And here, finally, I come to my argument. What is the value of these documentaries for biblical scholarship if the results of such scholarship are communicated so poorly? Does it really help our efforts to encourage biblical literacy to have a discussion, for example, of the Aramaic substratum of Mark 2:27-28 framed by the voice of doom, asking, “is it possible that the stories of Jesus, like many other Bible stories, have been told and retold, translated and retranslated so many times that the historical accuracy has become muddled, lost to time?” Or to state that the addition of the Woman Caught in Adultery to John necessarily means that the story never happened? The end result of this approach is that viewers will be alienated by, not attracted to, biblical scholarship. And much of the online discussion of the series indicates that many viewers did react negatively to the ideas presented in the show, though I suspect that at least some of them would have found the ideas more palatable if they were presented in a less confrontational way. It is important to inform viewers about challenging viewpoints but the approach should be more gentle. For my part, I typically state in my classes that it is the problems we encounter in the texts (contradictions, questions of authorship, etc.) that make them come alive. I should acknowledge also that the episode does try to end on a more irenic note (with appropriately softer musical accompaniment), stating that perhaps the “ultimate secret” of the Bible is how it continues to be so valued by believers.
I’m not suggesting that scholars should refuse to participate in documentaries. They have their value, not only for bringing scholarship to the masses, but also for increasing scholars’ profiles—which may seem somewhat self-serving, but I don’t see anything wrong with using television and other media (hello! I don’t blog for fun, you know) for career development and marketing. But perhaps we need to be more cautious in making choices about the projects in which we agree to participate, so that the finished result does not end up doing more harm to our work (and images) than good.

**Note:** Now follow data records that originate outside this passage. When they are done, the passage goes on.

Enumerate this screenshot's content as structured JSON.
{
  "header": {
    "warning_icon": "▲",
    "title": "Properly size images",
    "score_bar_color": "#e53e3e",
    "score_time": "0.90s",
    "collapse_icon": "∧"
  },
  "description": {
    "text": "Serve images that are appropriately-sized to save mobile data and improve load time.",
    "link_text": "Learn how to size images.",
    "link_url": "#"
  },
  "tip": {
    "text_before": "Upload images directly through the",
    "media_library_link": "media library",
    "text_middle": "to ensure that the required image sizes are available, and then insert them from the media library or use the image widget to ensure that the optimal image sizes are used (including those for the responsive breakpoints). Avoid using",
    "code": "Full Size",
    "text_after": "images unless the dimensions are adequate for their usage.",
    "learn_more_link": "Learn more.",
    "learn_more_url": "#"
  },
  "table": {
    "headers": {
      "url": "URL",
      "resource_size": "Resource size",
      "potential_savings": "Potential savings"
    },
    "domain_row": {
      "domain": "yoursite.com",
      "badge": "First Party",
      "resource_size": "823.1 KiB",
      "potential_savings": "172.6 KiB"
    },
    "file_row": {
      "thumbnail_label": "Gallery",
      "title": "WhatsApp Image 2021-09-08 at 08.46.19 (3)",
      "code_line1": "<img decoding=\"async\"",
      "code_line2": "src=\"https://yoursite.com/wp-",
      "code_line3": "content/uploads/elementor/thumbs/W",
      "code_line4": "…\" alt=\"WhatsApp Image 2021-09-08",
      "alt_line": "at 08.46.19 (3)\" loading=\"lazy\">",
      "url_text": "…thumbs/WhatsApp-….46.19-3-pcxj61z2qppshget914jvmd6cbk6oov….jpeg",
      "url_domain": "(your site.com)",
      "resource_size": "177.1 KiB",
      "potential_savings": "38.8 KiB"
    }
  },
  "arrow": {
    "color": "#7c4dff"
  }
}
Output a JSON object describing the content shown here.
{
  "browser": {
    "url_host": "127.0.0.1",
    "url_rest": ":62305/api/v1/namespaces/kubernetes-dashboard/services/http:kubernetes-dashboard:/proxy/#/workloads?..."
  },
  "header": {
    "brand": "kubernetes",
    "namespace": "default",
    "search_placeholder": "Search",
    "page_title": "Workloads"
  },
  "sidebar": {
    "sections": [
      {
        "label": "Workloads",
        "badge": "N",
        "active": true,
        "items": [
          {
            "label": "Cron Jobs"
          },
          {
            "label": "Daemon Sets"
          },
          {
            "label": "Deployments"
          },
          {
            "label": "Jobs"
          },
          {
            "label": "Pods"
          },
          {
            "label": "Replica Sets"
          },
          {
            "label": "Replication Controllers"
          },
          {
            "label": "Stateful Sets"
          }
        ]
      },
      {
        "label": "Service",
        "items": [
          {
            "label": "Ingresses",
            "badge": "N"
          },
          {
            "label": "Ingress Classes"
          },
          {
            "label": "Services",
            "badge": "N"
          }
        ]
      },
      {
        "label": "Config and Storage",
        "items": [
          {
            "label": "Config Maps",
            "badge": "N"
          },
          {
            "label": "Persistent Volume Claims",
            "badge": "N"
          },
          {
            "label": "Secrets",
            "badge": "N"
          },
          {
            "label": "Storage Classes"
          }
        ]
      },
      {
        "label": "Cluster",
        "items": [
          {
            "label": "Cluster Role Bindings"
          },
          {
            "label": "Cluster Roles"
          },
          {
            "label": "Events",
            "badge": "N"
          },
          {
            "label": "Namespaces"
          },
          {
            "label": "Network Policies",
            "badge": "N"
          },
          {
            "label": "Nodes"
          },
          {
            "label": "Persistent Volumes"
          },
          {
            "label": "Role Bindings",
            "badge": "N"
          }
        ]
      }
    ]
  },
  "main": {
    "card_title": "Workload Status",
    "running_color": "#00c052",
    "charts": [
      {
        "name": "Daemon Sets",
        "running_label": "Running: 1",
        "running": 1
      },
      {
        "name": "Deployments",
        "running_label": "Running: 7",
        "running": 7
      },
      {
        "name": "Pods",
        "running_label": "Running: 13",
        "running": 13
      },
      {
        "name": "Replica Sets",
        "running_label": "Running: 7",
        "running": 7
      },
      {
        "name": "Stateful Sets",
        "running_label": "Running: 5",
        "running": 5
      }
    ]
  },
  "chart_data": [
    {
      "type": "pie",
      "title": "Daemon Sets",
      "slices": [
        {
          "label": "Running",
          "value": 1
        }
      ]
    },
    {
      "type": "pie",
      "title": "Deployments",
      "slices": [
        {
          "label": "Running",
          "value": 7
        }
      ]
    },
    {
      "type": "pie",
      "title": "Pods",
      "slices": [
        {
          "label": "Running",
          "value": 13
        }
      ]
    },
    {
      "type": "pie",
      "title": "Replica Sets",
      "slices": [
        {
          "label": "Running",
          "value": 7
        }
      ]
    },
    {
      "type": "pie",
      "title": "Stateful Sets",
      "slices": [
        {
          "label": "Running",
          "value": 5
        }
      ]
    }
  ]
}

For additional discussion of Bible Secrets Revealed see Anthony LeDonne’s interview with Mark Goodacre on the Jesus Blog, Michael J. Kruger’s ongoing review of the series on Canonfodder, Eric Jobe’s comments on Orthodoxy and Heresy, and Robert Cargill’s behind-the-scenes perspectives on XKV8R.